Here arises a fork in the road of my own story, with one direction hewing to this story other than secularization by pursuing an addendum: that Yovel, Israel, and Greenblatt express a history in which secular Jews are given to finding footholds in Greek and Roman antiquity the better to resist an imagined Christian behemoth. One could observe the Marrano plotline in which Yovel’s thesis, hidden in a scholarly work, has quietly endured, while Greenblatt’s popular history was greeted with measures of rapture and scorn. One could furthermore observe that Spinoza, too, was such a Jew, scorned, rapturous, holding off the Christians.

But here I swerve. Spinoza was not that Jew.

I want to tell another story than the other story. Let me re-envision the stakes.

There is a historical-philosophical layering of the very question here. Why immanence? It is not just a matter of position y as opposed to position x: immanence versus metaphysics, theology, religion. It is that a history of religion is precisely what releases the mobility of stories. It is the story of stories. Immanence might then name the second of these, one story among others. It also makes a bid for the first: the story in which there are stories. Why immanence? It would be because it gives us all the things and all the stories; it gives us reality. Religion may abide, but this other story of immanence would get back behind it—as a particular story and as mobility as such.

There, though, it fails.
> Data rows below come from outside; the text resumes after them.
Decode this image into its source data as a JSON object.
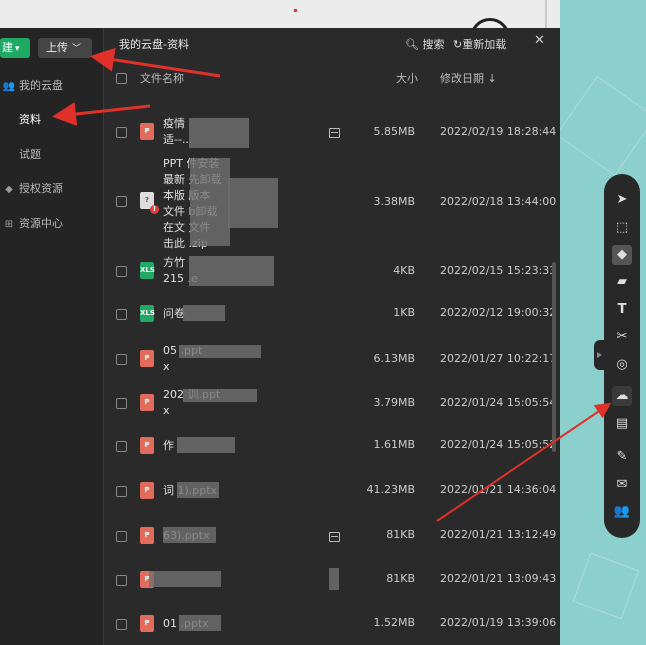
{
  "window": {
    "title": "我的云盘-资料",
    "search_label": "搜索",
    "reload_label": "重新加载",
    "close_glyph": "✕"
  },
  "sidebar": {
    "new_label": "建",
    "upload_label": "上传",
    "items": [
      {
        "label": "我的云盘",
        "icon": "user-group-icon"
      },
      {
        "label": "资料",
        "icon": ""
      },
      {
        "label": "试题",
        "icon": ""
      },
      {
        "label": "授权资源",
        "icon": "shield-icon"
      },
      {
        "label": "资源中心",
        "icon": "share-icon"
      }
    ]
  },
  "columns": {
    "name": "文件名称",
    "size": "大小",
    "modified": "修改日期 ↓"
  },
  "files": [
    {
      "type": "ppt",
      "name": "疫情\n适--...",
      "size": "5.85MB",
      "date": "2022/02/19 18:28:44"
    },
    {
      "type": "zip",
      "name": "PPT            件安装\n最新            先卸载\n本版            版本\n文件            b卸载\n在文            文件\n击此            .zip",
      "size": "3.38MB",
      "date": "2022/02/18 13:44:00"
    },
    {
      "type": "xls",
      "name": "方竹\n215                  .e",
      "size": "4KB",
      "date": "2022/02/15 15:23:33"
    },
    {
      "type": "xls",
      "name": "问卷",
      "size": "1KB",
      "date": "2022/02/12 19:00:32"
    },
    {
      "type": "ppt",
      "name": "05                        .ppt\nx",
      "size": "6.13MB",
      "date": "2022/01/27 10:22:17"
    },
    {
      "type": "ppt",
      "name": "202                    训.ppt\nx",
      "size": "3.79MB",
      "date": "2022/01/24 15:05:54"
    },
    {
      "type": "ppt",
      "name": "作",
      "size": "1.61MB",
      "date": "2022/01/24 15:05:52"
    },
    {
      "type": "ppt",
      "name": "词               1).pptx",
      "size": "41.23MB",
      "date": "2022/01/21 14:36:04"
    },
    {
      "type": "ppt",
      "name": "                63).pptx",
      "size": "81KB",
      "date": "2022/01/21 13:12:49"
    },
    {
      "type": "ppt",
      "name": "",
      "size": "81KB",
      "date": "2022/01/21 13:09:43"
    },
    {
      "type": "ppt",
      "name": "01               .pptx",
      "size": "1.52MB",
      "date": "2022/01/19 13:39:06"
    }
  ],
  "toolbar": {
    "tools": [
      "select-arrow-icon",
      "area-select-icon",
      "paint-fill-icon",
      "eraser-icon",
      "text-icon",
      "scissors-icon",
      "record-icon",
      "cloud-icon",
      "toolbox-icon",
      "edit-icon",
      "chat-icon",
      "users-icon"
    ]
  },
  "colors": {
    "accent_green": "#1eaa64",
    "ppt_red": "#e26c5c",
    "xls_green": "#22a866",
    "arrow_red": "#e0302a",
    "window_bg": "#2a2a2a"
  }
}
Like secularization and unlike the Civil War, immanence cannot be given quick coordinates, but its concept as sourced in Greco-Roman antiquity and connected to modern and postmodern paragons makes its supposed agility impossible, and indeed spectacularly so. God bless Lucretius and his unplanned universe, “pounded, pushed, propelled,” in which prime bodies “created and form this Sum of Things.” All power to the “uncertain times” and “uncertain points” at which atoms moving through the void “swerve a bit.” It makes a good story. But it gives us no resources to think about reality, no resources to think about history—the history that suppressed it or the history that would re-present it. Although I can overlay Lucretius’s immanence with an interpretation that is correct or incorrect about it, I cannot reconceive it. It has no concept of such a thing.
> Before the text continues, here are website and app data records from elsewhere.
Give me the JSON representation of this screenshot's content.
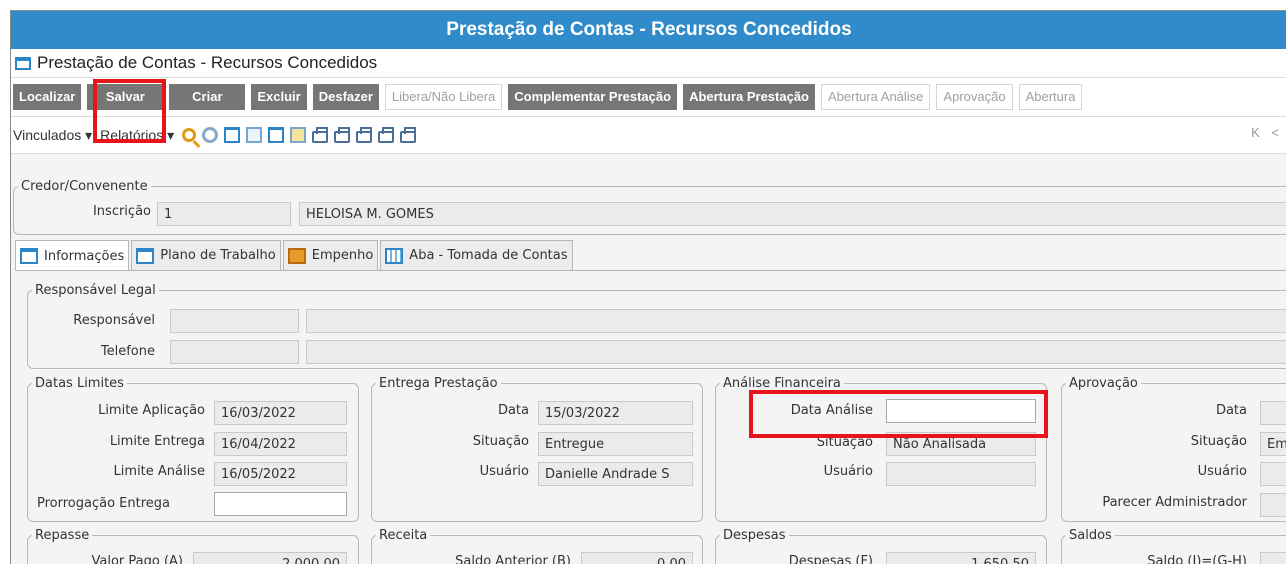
{
  "window": {
    "title": "Prestação de Contas - Recursos Concedidos"
  },
  "form": {
    "title": "Prestação de Contas - Recursos Concedidos"
  },
  "toolbar": {
    "buttons": [
      "Localizar",
      "Salvar",
      "Criar",
      "Excluir",
      "Desfazer",
      "Libera/Não Libera",
      "Complementar Prestação",
      "Abertura Prestação",
      "Abertura Análise",
      "Aprovação",
      "Abertura"
    ],
    "menus": [
      "Vinculados",
      "Relatórios"
    ],
    "nav": "K <"
  },
  "credor": {
    "legend": "Credor/Convenente",
    "inscricao_label": "Inscrição",
    "inscricao_value": "1",
    "nome_value": "HELOISA M. GOMES"
  },
  "tabs": [
    "Informações",
    "Plano de Trabalho",
    "Empenho",
    "Aba - Tomada de Contas"
  ],
  "responsavel": {
    "legend": "Responsável Legal",
    "responsavel_label": "Responsável",
    "telefone_label": "Telefone"
  },
  "datas": {
    "legend": "Datas Limites",
    "aplicacao_label": "Limite Aplicação",
    "aplicacao_value": "16/03/2022",
    "entrega_label": "Limite Entrega",
    "entrega_value": "16/04/2022",
    "analise_label": "Limite Análise",
    "analise_value": "16/05/2022",
    "prorrogacao_label": "Prorrogação Entrega",
    "prorrogacao_value": ""
  },
  "entrega": {
    "legend": "Entrega Prestação",
    "data_label": "Data",
    "data_value": "15/03/2022",
    "situacao_label": "Situação",
    "situacao_value": "Entregue",
    "usuario_label": "Usuário",
    "usuario_value": "Danielle Andrade S"
  },
  "analise": {
    "legend": "Análise Financeira",
    "data_label": "Data Análise",
    "data_value": "",
    "situacao_label": "Situação",
    "situacao_value": "Não Analisada",
    "usuario_label": "Usuário",
    "usuario_value": ""
  },
  "aprovacao": {
    "legend": "Aprovação",
    "data_label": "Data",
    "situacao_label": "Situação",
    "situacao_value": "Em",
    "usuario_label": "Usuário",
    "parecer_label": "Parecer Administrador"
  },
  "repasse": {
    "legend": "Repasse",
    "valor_pago_label": "Valor Pago (A)",
    "valor_pago_value": "2.000,00"
  },
  "receita": {
    "legend": "Receita",
    "saldo_anterior_label": "Saldo Anterior (B)",
    "saldo_anterior_value": "0,00"
  },
  "despesas": {
    "legend": "Despesas",
    "despesas_label": "Despesas (F)",
    "despesas_value": "1.650,50"
  },
  "saldos": {
    "legend": "Saldos",
    "saldo_label": "Saldo (I)=(G-H)"
  },
  "colors": {
    "titlebar": "#2f8bc9",
    "button": "#767676",
    "highlight": "#e8141b"
  }
}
What then am I doing? I am reconceiving, consistent with another conception of reality. Do it. Change the story. Nothing is sacred except in relation to the mind, says Spinoza. I will say yes to this thinker and no to that one, and you will counter. The claim is simply this. Reality as a concept committed to mobility is inclusive of the knowledge that it will be yours, ours – the shared, if contentious, sense of things. The battle of x took place on day y: that car drives itself. History is what x and y are and involve. That there are stable things in all histories of the Civil War should make us relieved for our collective sanity, but not too relieved. There is the aforementioned grip of convention, the accidents and strategies of power that must be wrestled with. If the stable reality, no less the mobility, of our shared stories is constituted on Lucretian or Epicurean grounds and not Spinozan ones, how will we do so?
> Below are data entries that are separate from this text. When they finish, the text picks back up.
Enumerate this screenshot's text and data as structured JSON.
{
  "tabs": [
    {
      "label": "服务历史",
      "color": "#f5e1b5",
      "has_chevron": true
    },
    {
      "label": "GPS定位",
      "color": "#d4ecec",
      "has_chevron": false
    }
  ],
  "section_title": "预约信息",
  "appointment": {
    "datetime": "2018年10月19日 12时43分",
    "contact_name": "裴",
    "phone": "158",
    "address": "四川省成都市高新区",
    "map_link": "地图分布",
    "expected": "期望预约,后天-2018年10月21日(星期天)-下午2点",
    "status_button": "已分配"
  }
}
We will not, and the recognition of the distinction at issue is good. Paint a Keith Haring baby with an Epicurean purple and hook it to an ancient tradition of a certain freedom and power: this takes a freedom and a power that belong to another story. The story of Lucretian immanence is not doing the thing immanence itself is. It is doing the thing immanence is not, which makes immanence also a story of something else. Does this dump us back at a beginning this forum had hopefully pressed to advance? Not at all. If it is important to let die both the concept of transcendence as the mistake that calls for an immanent reply and the concept of immanence as a constriction of a fuller truth, we are liberated, thank god, to do what we will with these stories. This time, we might even stay true to the thing, however we conceive it.

This essay was updated on January 17, 2019.